This law sets tax deduction incentives for the production of bio-fuel, and makes mandatory for all liquid fuels from petrol to contain 5% of ethanol or bio-fuel. Though it might seem a positive initiative, the duplicate approval left a sour feel to it.
Now Soros is expanding his pampas purchases into Uruguay (I linked to this in yesterday’s Carnival, h/t Siggy):
Uruguay Land Prices Double as Farm Policies Lure Soros, Marfrig
A third of Uruguay’s agricultural property may now be owned by foreigners, according to Uruguay’s Rural Association. They include farm companies PGG Wrightson Ltd. of New Zealand and Buenos Aires-based Adecoagro, which is backed by billionaire investor George Soros.
International buyers, seeking to take advantage of rising global food prices, are attracted by the South American country’s relatively cheap land, policies that encourage foreign investment, and no tariffs on farm exports, said Roberto Vazquez Platero, a former agriculture minister.

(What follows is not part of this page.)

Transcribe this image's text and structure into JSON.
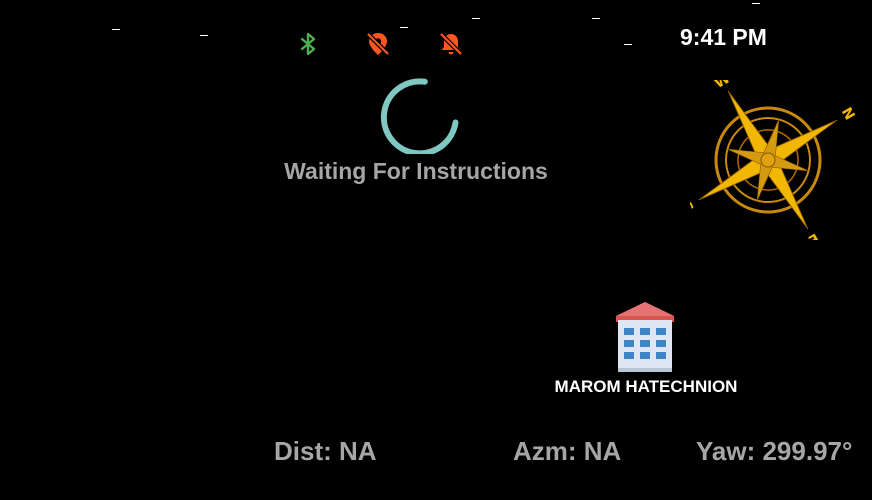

As a result, farm prices have more than doubled in three years.
It is rather ironic that Soros, who bankrolls much of the most liberal branches of the Democrat party, is profiting from free trade and no tariffs on his products while Nancy Pelosi and the Democrat congress block the Colombia Free Trade agreement.
I talked about Soros in this morning’s 15 Minutes on Latin America.
The folks from ECrisis have a most jaundiced view of Soros.